A level reform and the law of unintended consequences
This week The Perse took part in a local radio debate on exam reform. The politics of the reforms remains a favourite topic of the media, but – given that they are now only months away from implementation – students and their parents must get on with the tough task of working out how to avoid the inevitable associated pitfalls.
Nowhere is this truer than in choice of sixth form. The sixth form is the all-important final stretch of school education, when all the hard work of the previous thirteen years comes to fruition. There is much to accomplish in a relatively short time, and the stakes are high. Good choices, attitude and approach pave the way to opportunity at university and beyond; mistakes invariably lead to missed chances and hard decisions.
Before the days of modules, A levels used to be ‘linear’. The introduction of modular A levels in 2000 was designed to make the qualification more accessible, and to ensure that students who left at the end of Lower Sixth did so with a qualification (AS levels). Modularisation brought myriad unintended consequences, of course – some arguably bad, including grade inflation and reduced time for the extra-curricular activity that is so essential for balance – and some good. In particular, regular exams increased student and teacher accountability and meant that everybody in the classroom worked that bit harder.

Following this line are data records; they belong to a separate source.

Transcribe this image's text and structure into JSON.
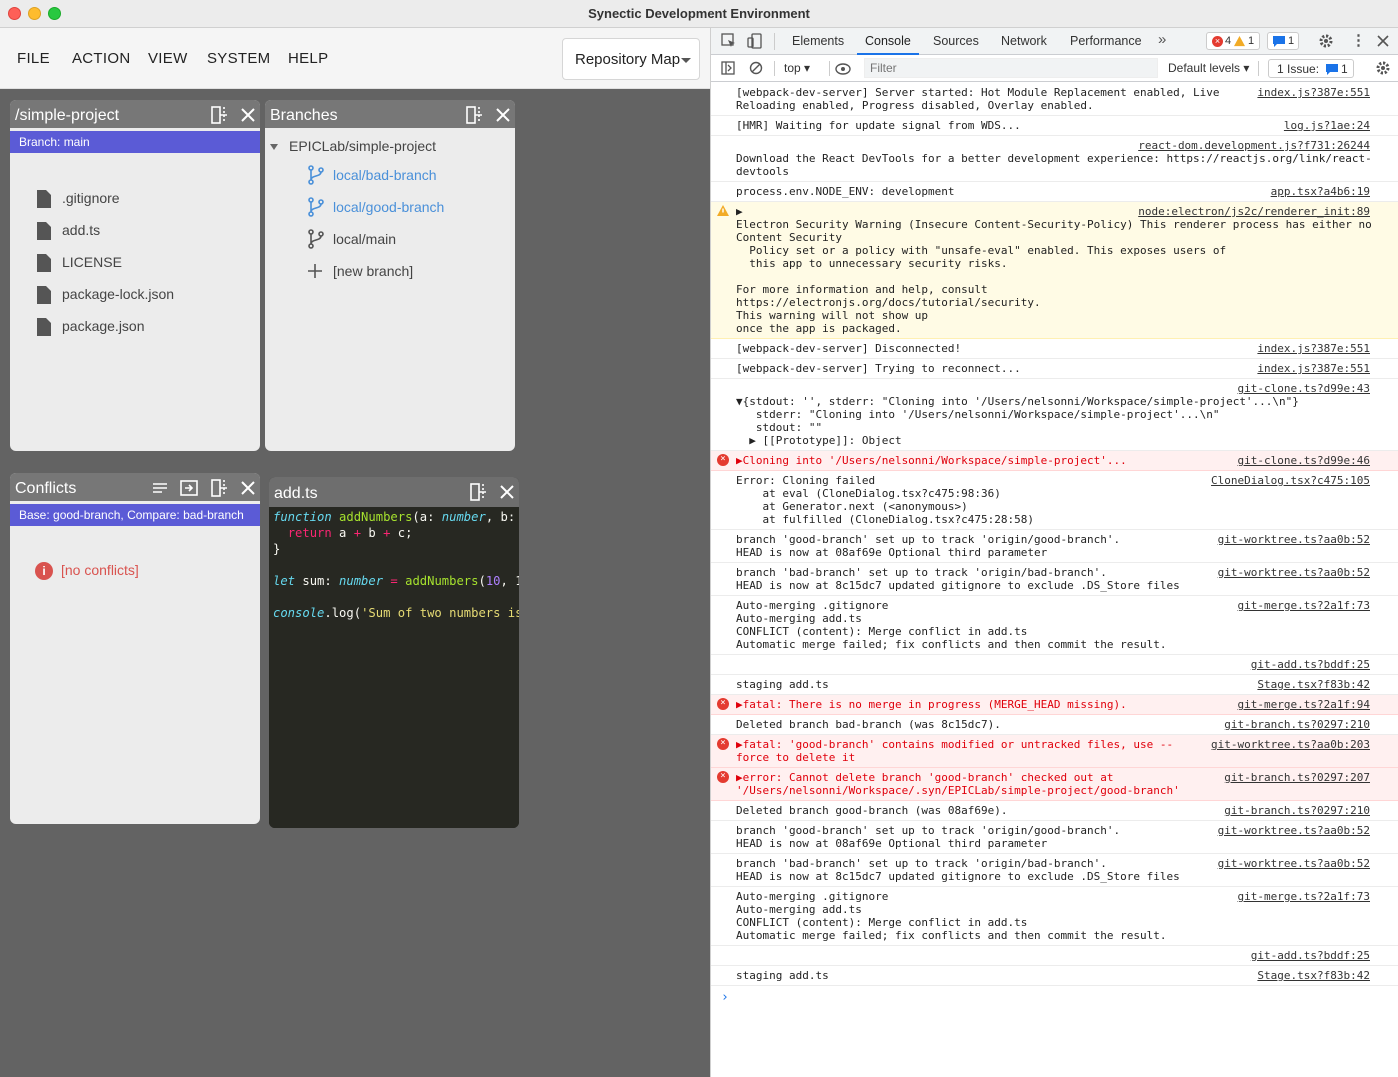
{
  "window": {
    "title": "Synectic Development Environment"
  },
  "menu": {
    "items": [
      "FILE",
      "ACTION",
      "VIEW",
      "SYSTEM",
      "HELP"
    ],
    "repo_map": "Repository Map"
  },
  "explorer": {
    "title": "/simple-project",
    "branch_label": "Branch: main",
    "files": [
      ".gitignore",
      "add.ts",
      "LICENSE",
      "package-lock.json",
      "package.json"
    ]
  },
  "branches": {
    "title": "Branches",
    "repo": "EPICLab/simple-project",
    "items": [
      "local/bad-branch",
      "local/good-branch",
      "local/main"
    ],
    "new_branch": "[new branch]"
  },
  "conflicts": {
    "title": "Conflicts",
    "compare_label": "Base: good-branch, Compare: bad-branch",
    "message": "[no conflicts]"
  },
  "editor": {
    "title": "add.ts",
    "lines": [
      "function addNumbers(a: number, b:",
      "  return a + b + c;",
      "}",
      "",
      "let sum: number = addNumbers(10, 1",
      "",
      "console.log('Sum of two numbers is"
    ]
  },
  "devtools": {
    "tabs": [
      "Elements",
      "Console",
      "Sources",
      "Network",
      "Performance"
    ],
    "active_tab": "Console",
    "errors": "4",
    "warnings": "1",
    "messages": "1",
    "context": "top",
    "filter_placeholder": "Filter",
    "levels": "Default levels",
    "issues": "1 Issue:",
    "issues_count": "1"
  },
  "console": [
    {
      "type": "log",
      "text": "[webpack-dev-server] Server started: Hot Module Replacement enabled, Live\nReloading enabled, Progress disabled, Overlay enabled.",
      "src": "index.js?387e:551"
    },
    {
      "type": "log",
      "text": "[HMR] Waiting for update signal from WDS...",
      "src": "log.js?1ae:24"
    },
    {
      "type": "log",
      "text": "\nDownload the React DevTools for a better development experience: https://reactjs.org/link/react-\ndevtools",
      "src": "react-dom.development.js?f731:26244"
    },
    {
      "type": "log",
      "text": "process.env.NODE_ENV: development",
      "src": "app.tsx?a4b6:19"
    },
    {
      "type": "warn",
      "text": "▶                                                     \nElectron Security Warning (Insecure Content-Security-Policy) This renderer process has either no\nContent Security\n  Policy set or a policy with \"unsafe-eval\" enabled. This exposes users of\n  this app to unnecessary security risks.\n\nFor more information and help, consult\nhttps://electronjs.org/docs/tutorial/security.\nThis warning will not show up\nonce the app is packaged.",
      "src": "node:electron/js2c/renderer_init:89"
    },
    {
      "type": "log",
      "text": "[webpack-dev-server] Disconnected!",
      "src": "index.js?387e:551"
    },
    {
      "type": "log",
      "text": "[webpack-dev-server] Trying to reconnect...",
      "src": "index.js?387e:551"
    },
    {
      "type": "log",
      "text": "\n▼{stdout: '', stderr: \"Cloning into '/Users/nelsonni/Workspace/simple-project'...\\n\"}\n   stderr: \"Cloning into '/Users/nelsonni/Workspace/simple-project'...\\n\"\n   stdout: \"\"\n  ▶ [[Prototype]]: Object",
      "src": "git-clone.ts?d99e:43"
    },
    {
      "type": "err",
      "text": "▶Cloning into '/Users/nelsonni/Workspace/simple-project'...",
      "src": "git-clone.ts?d99e:46"
    },
    {
      "type": "log",
      "text": "Error: Cloning failed\n    at eval (CloneDialog.tsx?c475:98:36)\n    at Generator.next (<anonymous>)\n    at fulfilled (CloneDialog.tsx?c475:28:58)",
      "src": "CloneDialog.tsx?c475:105"
    },
    {
      "type": "log",
      "text": "branch 'good-branch' set up to track 'origin/good-branch'.\nHEAD is now at 08af69e Optional third parameter",
      "src": "git-worktree.ts?aa0b:52"
    },
    {
      "type": "log",
      "text": "branch 'bad-branch' set up to track 'origin/bad-branch'.\nHEAD is now at 8c15dc7 updated gitignore to exclude .DS_Store files",
      "src": "git-worktree.ts?aa0b:52"
    },
    {
      "type": "log",
      "text": "Auto-merging .gitignore\nAuto-merging add.ts\nCONFLICT (content): Merge conflict in add.ts\nAutomatic merge failed; fix conflicts and then commit the result.",
      "src": "git-merge.ts?2a1f:73"
    },
    {
      "type": "log",
      "text": " ",
      "src": "git-add.ts?bddf:25"
    },
    {
      "type": "log",
      "text": "staging add.ts",
      "src": "Stage.tsx?f83b:42"
    },
    {
      "type": "err",
      "text": "▶fatal: There is no merge in progress (MERGE_HEAD missing).",
      "src": "git-merge.ts?2a1f:94"
    },
    {
      "type": "log",
      "text": "Deleted branch bad-branch (was 8c15dc7).",
      "src": "git-branch.ts?0297:210"
    },
    {
      "type": "err",
      "text": "▶fatal: 'good-branch' contains modified or untracked files, use --\nforce to delete it",
      "src": "git-worktree.ts?aa0b:203"
    },
    {
      "type": "err",
      "text": "▶error: Cannot delete branch 'good-branch' checked out at\n'/Users/nelsonni/Workspace/.syn/EPICLab/simple-project/good-branch'",
      "src": "git-branch.ts?0297:207"
    },
    {
      "type": "log",
      "text": "Deleted branch good-branch (was 08af69e).",
      "src": "git-branch.ts?0297:210"
    },
    {
      "type": "log",
      "text": "branch 'good-branch' set up to track 'origin/good-branch'.\nHEAD is now at 08af69e Optional third parameter",
      "src": "git-worktree.ts?aa0b:52"
    },
    {
      "type": "log",
      "text": "branch 'bad-branch' set up to track 'origin/bad-branch'.\nHEAD is now at 8c15dc7 updated gitignore to exclude .DS_Store files",
      "src": "git-worktree.ts?aa0b:52"
    },
    {
      "type": "log",
      "text": "Auto-merging .gitignore\nAuto-merging add.ts\nCONFLICT (content): Merge conflict in add.ts\nAutomatic merge failed; fix conflicts and then commit the result.",
      "src": "git-merge.ts?2a1f:73"
    },
    {
      "type": "log",
      "text": " ",
      "src": "git-add.ts?bddf:25"
    },
    {
      "type": "log",
      "text": "staging add.ts",
      "src": "Stage.tsx?f83b:42"
    }
  ],
  "colors": {
    "accent": "#5b5bd6",
    "link": "#4a90d9",
    "error": "#e0000c",
    "warning_bg": "#fffbe5"
  }
}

The government’s decision to return to exams only at the end of the two year A level course – that is, linear A levels – is driven by a desire to replace piecemeal assessment with a measure of whole subject understanding. There is some debate over whether this is the right approach for all subjects, but broadly it is a noble aspiration; whether or not it is achieved remains to be seen. While we await the results of this latest government educational experiment, the student subjects of it and their parents will need to make very careful decisions about where to study.

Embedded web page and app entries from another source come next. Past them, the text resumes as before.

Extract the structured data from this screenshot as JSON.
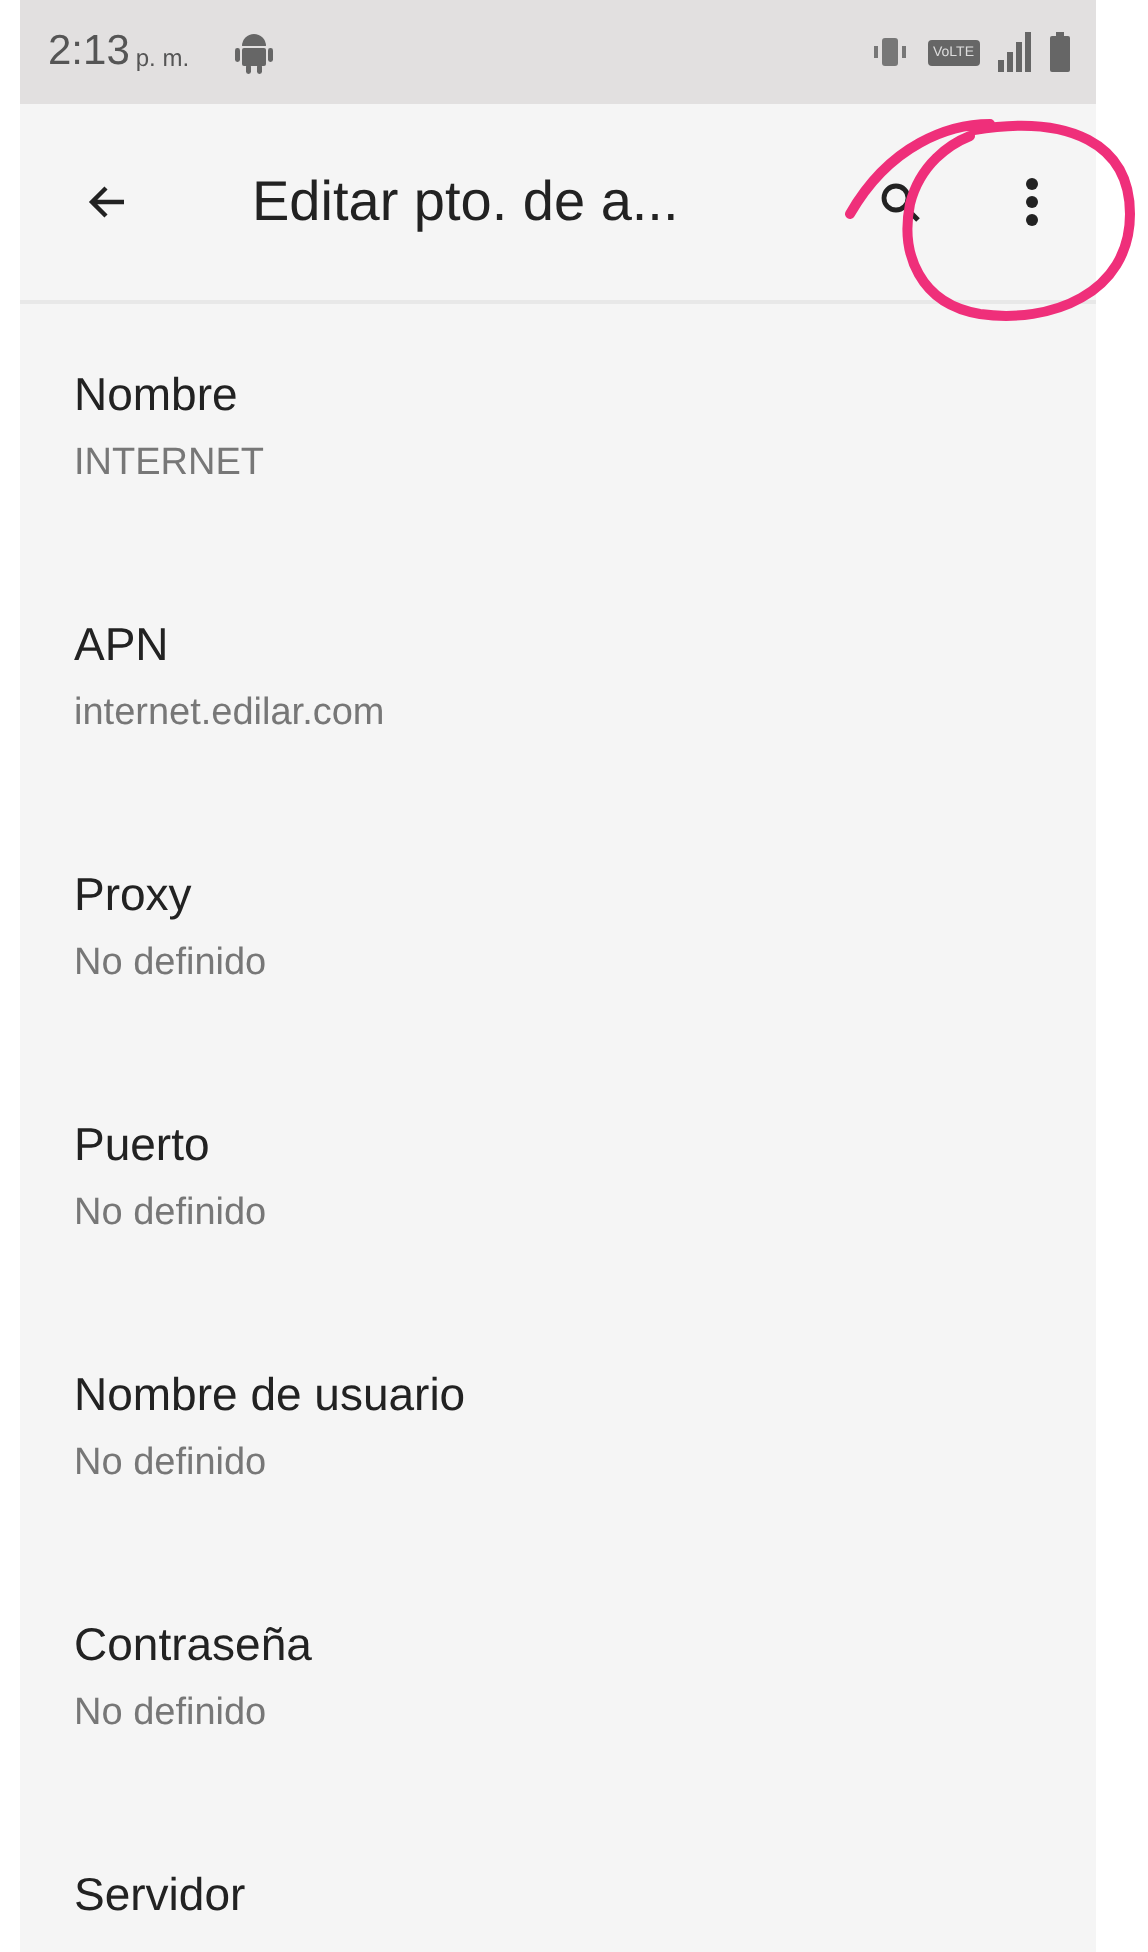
{
  "status_bar": {
    "time": "2:13",
    "period": "p. m.",
    "volte": "VoLTE"
  },
  "toolbar": {
    "title": "Editar pto. de a..."
  },
  "fields": [
    {
      "label": "Nombre",
      "value": "INTERNET"
    },
    {
      "label": "APN",
      "value": "internet.edilar.com"
    },
    {
      "label": "Proxy",
      "value": "No definido"
    },
    {
      "label": "Puerto",
      "value": "No definido"
    },
    {
      "label": "Nombre de usuario",
      "value": "No definido"
    },
    {
      "label": "Contraseña",
      "value": "No definido"
    },
    {
      "label": "Servidor"
    }
  ]
}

Post-reform, there will only be one bite at the examination cherry. Gone are the days when a disappointing grade could be rectified by resitting one module paper. Instead, students will need to take a year out and sit the whole qualification again. The quality of sixth form education has probably never been more important. This puts a premium on the calibre of teachers, and on their ability to meet each student’s needs. In an ideal world, sixth form classes should be much smaller than their GCSE equivalents so that staff can provide the differentiated teaching and support needed for students to succeed at this more demanding level.
Strong pastoral support at this age strikes a good balance between allowing students to develop the independence needed for study at university and supporting them to ensure they stay sufficiently on-track to get there. Without regular module exams to keep students focused, those who have yet to develop the necessary self-discipline may struggle. This was a common problem with the old linear A levels; some students meandered their way through the first four terms hoping that a late burst of study in the Upper Sixth would put things right. For some, it worked; others found out too late that it led only to disappointing results, missed university offers and a nerve-wracking experience in the clearing process.
We also must not underestimate the pastoral stresses caused by the return to linearity. Generations of students brought up on a diet of modular learning and ‘bite size’ assessment will suddenly have to sit all-or-nothing terminal exams. For some this will be an alien and anxious experience. When we last had linear exams, three Bs would get a student into most good universities. Not so today, when the same universities are asking for A and A* grades. The pressure on students to achieve in the Upper Sixth A level exams will be immense, and this pressure will need careful pastoral management by experienced tutors who really know their tutees and have sufficient quality time to support their needs.
There is considerable evidence of a good correlation between AS modules and eventual degree performance; thus, top universities use AS exam results as a selection tool. Without this data they will need to rely either on GCSE results and A level predicted grades, or introduce new admissions tests to be sat in the autumn of the Upper Sixth. GCSE does not reliably discriminate well at the top end, while a 2013 government study found that only 42% of A level predicted grades were accurate – and that is before the volatility in grades of newly reformed exams. In recent years there has been a growth in the number of admissions tests for competitive courses like medicine and law; this trend seems set to continue. It becomes increasingly important for sixth forms to have well-resourced university advice and preparation programmes.
No doubt reform will be a hot topic at sixth form open evenings this autumn. Students and their parents will be well-advised to ask searching questions of the schools and colleges they are considering.